When Director of Athletics Michael O’Brien told Marissa Hardiman that she had won one of only 10 $1,000 WPIAL scholarships awarded to female athletes, she was pretty surprised. She shouldn’t have been, because the tri-sport scholar athlete has excelled at just about everything she’s done since beginning her freshman year at Fox Chapel Area High School.
“I had looked up past winners and they all played sports in college, and I decided not to,” says Marissa, who bucked her family’s tradition of enrolling at Notre Dame to go to Georgetown University’s College of Foreign Service. “I was really excited. It’s a big honor.”
The awards are issued annually to 10 males and 10 females and are based upon applicants’ athletic and educational achievements, as well volunteer and community service activities.
Marissa has been a varsity starter on the field hockey and lacrosse teams since she was a freshman. She decided to add indoor track last year and ran the open 200 and 400, and often was a member of the 4×400 and 2×200 relay teams.
“When I was a freshman and sophomore, we were the WPIAL field hockey champs, and section champs for three years,” says team goalie Marissa, who has played sports pretty much her entire life. “In lacrosse, I’m a midfielder. We were the WPIAL runner-up last year and section champs in my sophomore and junior years.”
Throughout high school, Marissa also has challenged herself academically by taking numerous Advanced Placement classes. She holds a grade point average of 4.33, something that probably was a big factor in her selection as an awardee.
Even though Marissa spends every season in practice, competing, or studying, she still has found time to give back to her community. She does a lot of volunteering, some in support of the environment, and also has gone on many mission trips with her church.
At school, she is a member of the National Honor Society and Spanish National Honor Society. She also serves as co-president of the Latin Club and participated in the school’s Big Brothers/Big Sisters program for two years.
The biggest challenge ahead of Marissa may not be in what she does, but in what she doesn’t do. After playing sports from a really young age, starting with soccer, she made the tough decision to bow out of varsity athletics during college. She certainly could have played on many field hockey and lacrosse teams, but wants to concentrate on her studies.

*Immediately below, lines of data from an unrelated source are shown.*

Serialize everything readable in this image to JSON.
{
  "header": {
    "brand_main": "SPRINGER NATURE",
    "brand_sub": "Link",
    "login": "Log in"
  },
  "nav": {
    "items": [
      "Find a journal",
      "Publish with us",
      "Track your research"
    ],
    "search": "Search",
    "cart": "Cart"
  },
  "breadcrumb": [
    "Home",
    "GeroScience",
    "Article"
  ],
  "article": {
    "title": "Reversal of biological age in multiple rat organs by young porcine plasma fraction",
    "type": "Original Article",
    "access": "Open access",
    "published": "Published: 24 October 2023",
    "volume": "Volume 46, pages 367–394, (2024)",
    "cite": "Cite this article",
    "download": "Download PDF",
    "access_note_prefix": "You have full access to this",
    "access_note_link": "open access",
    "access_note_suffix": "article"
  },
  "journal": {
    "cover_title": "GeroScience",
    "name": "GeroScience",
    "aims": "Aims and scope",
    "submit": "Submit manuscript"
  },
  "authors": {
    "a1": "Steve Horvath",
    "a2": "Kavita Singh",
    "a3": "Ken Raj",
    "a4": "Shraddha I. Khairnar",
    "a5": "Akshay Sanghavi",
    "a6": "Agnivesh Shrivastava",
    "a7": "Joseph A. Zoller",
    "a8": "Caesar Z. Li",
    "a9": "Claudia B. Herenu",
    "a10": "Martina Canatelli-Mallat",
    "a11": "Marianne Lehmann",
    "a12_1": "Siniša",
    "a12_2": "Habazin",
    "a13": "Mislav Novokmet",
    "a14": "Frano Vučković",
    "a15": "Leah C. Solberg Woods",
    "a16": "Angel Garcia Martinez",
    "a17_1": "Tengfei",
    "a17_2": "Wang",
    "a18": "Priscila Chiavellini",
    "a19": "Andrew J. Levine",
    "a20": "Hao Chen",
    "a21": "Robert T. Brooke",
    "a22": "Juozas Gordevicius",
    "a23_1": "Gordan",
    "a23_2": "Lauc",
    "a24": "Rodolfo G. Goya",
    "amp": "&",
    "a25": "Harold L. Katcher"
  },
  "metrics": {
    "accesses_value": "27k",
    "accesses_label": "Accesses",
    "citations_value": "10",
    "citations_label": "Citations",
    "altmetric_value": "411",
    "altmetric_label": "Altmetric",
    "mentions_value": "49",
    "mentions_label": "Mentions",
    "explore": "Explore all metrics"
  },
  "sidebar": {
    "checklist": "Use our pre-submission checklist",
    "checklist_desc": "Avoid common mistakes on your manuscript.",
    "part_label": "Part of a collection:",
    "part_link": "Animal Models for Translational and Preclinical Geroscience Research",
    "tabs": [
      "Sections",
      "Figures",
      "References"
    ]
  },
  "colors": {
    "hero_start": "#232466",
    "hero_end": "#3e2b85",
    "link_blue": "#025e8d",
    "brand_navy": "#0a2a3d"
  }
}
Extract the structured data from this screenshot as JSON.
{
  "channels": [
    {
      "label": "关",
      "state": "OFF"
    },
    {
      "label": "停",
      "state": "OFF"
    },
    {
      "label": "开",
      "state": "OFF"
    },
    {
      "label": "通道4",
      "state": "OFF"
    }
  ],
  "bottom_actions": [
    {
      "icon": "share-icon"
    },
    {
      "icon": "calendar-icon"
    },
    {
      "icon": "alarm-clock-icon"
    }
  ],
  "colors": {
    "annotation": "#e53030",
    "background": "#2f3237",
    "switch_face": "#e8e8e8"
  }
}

“I’ve always been drawn to team sports, so not playing is going to be a big change,” she admits. “I’ll definitely have to play in some capacity, perhaps at the club level.”
“Marissa epitomizes what it means to be a student athlete,” says Mr. O’Brien. “She is positive, leads by example, and is a role model in the classroom and on the field. She is exceptionally dedicated to both academics and the sports she plays, and always holds herself to the highest standards. I have no doubt that she will continue to be successful in whatever endeavors she chooses in the years to come.”